## Exercise
Please reply with one number only: how many lines in the entries below contain the string "mnemonic".

(Website and app data records)

▬▬▬▬▬▬

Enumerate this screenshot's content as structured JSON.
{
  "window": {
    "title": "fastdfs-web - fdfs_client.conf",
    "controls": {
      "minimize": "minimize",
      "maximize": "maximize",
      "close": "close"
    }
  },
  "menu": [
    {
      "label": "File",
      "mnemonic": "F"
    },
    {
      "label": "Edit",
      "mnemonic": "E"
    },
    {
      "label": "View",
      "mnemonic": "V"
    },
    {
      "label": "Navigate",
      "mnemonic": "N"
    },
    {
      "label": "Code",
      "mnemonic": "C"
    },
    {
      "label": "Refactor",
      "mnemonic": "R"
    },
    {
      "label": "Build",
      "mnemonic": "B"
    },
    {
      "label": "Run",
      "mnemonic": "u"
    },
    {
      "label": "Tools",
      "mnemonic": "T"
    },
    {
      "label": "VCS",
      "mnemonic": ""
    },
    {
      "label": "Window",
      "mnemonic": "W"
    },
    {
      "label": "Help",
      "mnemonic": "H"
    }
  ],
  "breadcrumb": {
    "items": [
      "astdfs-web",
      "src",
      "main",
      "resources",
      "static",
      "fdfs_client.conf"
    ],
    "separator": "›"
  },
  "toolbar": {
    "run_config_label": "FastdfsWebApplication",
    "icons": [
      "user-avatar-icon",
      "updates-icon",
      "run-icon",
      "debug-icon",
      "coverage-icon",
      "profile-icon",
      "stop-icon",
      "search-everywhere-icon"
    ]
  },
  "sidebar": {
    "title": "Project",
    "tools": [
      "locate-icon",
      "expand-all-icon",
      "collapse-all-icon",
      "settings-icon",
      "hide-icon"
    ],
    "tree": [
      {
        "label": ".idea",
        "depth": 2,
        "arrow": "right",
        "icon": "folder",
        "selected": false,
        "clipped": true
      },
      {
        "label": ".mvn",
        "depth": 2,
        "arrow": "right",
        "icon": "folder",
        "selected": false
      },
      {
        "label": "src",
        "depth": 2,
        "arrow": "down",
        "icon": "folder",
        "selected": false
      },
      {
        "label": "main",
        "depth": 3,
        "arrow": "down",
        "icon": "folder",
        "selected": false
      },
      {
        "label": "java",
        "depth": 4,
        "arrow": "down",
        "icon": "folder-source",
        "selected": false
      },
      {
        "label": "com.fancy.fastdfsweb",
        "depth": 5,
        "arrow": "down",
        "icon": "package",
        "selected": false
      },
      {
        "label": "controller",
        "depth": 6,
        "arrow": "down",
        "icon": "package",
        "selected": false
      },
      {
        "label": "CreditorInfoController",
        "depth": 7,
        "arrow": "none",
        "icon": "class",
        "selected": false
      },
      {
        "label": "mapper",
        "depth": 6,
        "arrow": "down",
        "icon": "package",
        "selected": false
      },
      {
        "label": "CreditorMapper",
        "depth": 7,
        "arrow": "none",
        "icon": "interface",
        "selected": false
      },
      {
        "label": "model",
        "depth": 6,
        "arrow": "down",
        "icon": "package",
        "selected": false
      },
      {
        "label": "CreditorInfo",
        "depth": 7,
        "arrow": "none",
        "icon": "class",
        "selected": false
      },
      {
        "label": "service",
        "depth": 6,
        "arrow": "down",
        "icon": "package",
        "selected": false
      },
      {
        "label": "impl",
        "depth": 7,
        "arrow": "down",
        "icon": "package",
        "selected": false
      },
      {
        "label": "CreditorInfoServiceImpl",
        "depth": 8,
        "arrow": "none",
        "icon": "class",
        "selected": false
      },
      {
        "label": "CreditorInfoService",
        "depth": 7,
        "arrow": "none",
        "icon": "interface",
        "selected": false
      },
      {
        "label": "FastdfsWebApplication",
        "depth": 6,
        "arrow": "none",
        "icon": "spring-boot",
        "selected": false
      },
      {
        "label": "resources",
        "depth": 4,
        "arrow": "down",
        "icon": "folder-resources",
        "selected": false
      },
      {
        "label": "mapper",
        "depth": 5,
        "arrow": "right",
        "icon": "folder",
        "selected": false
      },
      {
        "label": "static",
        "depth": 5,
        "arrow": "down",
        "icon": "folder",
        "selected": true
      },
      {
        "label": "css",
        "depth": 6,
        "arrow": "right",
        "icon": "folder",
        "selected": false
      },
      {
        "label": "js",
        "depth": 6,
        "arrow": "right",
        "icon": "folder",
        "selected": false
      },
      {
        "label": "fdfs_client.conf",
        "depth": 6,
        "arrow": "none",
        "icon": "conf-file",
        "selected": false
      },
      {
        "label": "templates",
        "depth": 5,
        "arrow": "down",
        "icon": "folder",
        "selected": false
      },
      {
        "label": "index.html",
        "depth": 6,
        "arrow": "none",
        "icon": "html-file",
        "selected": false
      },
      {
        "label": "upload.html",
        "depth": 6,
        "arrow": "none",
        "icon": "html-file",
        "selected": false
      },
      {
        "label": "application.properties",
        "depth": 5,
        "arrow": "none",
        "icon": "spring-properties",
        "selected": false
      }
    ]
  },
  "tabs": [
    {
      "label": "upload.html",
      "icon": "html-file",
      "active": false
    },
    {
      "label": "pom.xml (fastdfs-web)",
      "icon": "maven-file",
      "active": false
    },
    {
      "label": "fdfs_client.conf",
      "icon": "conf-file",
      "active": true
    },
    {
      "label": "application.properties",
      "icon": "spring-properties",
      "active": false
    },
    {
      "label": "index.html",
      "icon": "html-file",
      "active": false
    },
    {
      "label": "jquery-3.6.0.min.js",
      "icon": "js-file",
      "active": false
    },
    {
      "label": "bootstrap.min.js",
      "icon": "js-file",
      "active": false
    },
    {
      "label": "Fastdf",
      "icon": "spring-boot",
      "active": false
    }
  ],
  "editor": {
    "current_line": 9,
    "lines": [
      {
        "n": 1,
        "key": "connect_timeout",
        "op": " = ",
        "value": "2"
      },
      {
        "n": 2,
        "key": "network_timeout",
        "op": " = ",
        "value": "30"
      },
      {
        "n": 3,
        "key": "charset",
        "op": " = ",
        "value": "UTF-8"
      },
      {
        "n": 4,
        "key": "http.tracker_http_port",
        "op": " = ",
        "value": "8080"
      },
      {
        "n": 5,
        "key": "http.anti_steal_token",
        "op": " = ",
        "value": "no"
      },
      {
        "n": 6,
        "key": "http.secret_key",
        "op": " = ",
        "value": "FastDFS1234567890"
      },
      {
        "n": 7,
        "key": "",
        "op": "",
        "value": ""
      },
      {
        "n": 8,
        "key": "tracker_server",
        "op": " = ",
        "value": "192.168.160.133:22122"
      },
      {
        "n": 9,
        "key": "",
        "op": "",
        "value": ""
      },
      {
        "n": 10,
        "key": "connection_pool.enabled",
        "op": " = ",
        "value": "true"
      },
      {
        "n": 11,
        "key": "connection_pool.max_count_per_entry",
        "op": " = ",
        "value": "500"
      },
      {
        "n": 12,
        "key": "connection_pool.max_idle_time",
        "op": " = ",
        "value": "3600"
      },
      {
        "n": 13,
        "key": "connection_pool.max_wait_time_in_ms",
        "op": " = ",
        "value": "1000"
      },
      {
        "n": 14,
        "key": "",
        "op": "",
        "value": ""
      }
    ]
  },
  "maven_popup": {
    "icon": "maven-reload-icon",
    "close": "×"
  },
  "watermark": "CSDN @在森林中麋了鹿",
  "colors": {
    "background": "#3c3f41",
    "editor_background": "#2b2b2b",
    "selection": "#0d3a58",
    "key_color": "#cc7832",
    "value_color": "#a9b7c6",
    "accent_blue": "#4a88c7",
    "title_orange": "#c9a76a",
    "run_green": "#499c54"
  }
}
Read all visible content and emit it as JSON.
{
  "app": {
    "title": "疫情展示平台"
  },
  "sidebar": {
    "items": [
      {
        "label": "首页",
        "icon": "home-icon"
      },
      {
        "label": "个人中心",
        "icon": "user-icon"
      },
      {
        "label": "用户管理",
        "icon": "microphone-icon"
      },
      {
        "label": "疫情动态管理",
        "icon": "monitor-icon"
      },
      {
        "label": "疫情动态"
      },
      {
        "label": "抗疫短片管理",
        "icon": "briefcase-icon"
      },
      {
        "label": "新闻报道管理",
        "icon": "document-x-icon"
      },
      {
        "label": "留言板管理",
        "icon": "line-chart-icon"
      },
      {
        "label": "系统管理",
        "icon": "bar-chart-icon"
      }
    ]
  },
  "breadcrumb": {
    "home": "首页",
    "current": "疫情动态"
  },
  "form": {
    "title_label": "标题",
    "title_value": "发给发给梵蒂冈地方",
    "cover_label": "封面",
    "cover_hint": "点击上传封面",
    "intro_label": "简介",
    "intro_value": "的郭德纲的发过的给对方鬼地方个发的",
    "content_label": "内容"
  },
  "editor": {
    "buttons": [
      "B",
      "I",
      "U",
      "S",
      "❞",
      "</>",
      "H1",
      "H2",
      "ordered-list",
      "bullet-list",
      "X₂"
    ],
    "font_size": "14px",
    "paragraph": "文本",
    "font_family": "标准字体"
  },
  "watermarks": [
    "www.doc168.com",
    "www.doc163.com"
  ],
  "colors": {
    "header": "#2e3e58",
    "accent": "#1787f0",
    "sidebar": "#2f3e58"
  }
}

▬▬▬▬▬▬

## Response area
12